(Stored entries)

● ● ●

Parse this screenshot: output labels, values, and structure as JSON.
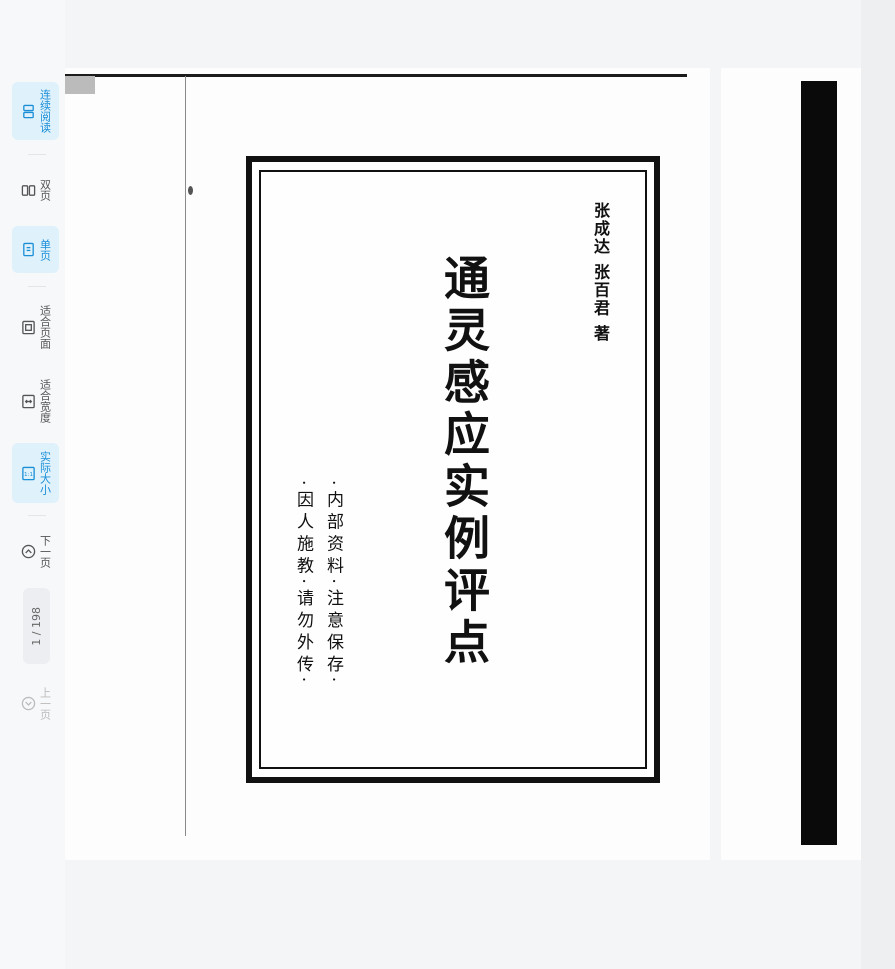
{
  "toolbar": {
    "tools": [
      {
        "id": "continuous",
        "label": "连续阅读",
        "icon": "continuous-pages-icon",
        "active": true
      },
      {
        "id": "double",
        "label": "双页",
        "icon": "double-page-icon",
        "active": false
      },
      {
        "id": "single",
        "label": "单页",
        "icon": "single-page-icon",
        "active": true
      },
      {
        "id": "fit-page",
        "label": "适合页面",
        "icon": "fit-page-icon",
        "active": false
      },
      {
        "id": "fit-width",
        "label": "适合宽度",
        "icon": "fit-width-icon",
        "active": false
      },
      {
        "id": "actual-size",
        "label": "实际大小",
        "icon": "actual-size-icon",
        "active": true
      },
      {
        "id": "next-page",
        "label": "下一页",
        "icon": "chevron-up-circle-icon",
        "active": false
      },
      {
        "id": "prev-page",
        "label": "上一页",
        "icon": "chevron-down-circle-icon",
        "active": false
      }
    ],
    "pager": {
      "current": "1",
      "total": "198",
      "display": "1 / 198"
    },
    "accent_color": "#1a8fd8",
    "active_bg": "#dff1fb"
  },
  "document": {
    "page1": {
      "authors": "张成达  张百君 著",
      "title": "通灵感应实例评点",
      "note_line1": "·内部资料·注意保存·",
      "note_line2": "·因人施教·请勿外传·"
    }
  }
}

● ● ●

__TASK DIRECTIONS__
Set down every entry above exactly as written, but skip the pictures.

__RESULT OF THIS EXERCISE__
Parse this screenshot: output labels, values, and structure as JSON.
{
  "toolbar": {
    "tools": [
      {
        "id": "continuous",
        "label": "连续阅读",
        "icon": "continuous-pages-icon",
        "active": true
      },
      {
        "id": "double",
        "label": "双页",
        "icon": "double-page-icon",
        "active": false
      },
      {
        "id": "single",
        "label": "单页",
        "icon": "single-page-icon",
        "active": true
      },
      {
        "id": "fit-page",
        "label": "适合页面",
        "icon": "fit-page-icon",
        "active": false
      },
      {
        "id": "fit-width",
        "label": "适合宽度",
        "icon": "fit-width-icon",
        "active": false
      },
      {
        "id": "actual-size",
        "label": "实际大小",
        "icon": "actual-size-icon",
        "active": true
      },
      {
        "id": "next-page",
        "label": "下一页",
        "icon": "chevron-up-circle-icon",
        "active": false
      },
      {
        "id": "prev-page",
        "label": "上一页",
        "icon": "chevron-down-circle-icon",
        "active": false
      }
    ],
    "pager": {
      "current": "1",
      "total": "198",
      "display": "1 / 198"
    },
    "accent_color": "#1a8fd8",
    "active_bg": "#dff1fb"
  },
  "document": {
    "page1": {
      "authors": "张成达  张百君 著",
      "title": "通灵感应实例评点",
      "note_line1": "·内部资料·注意保存·",
      "note_line2": "·因人施教·请勿外传·"
    }
  }
}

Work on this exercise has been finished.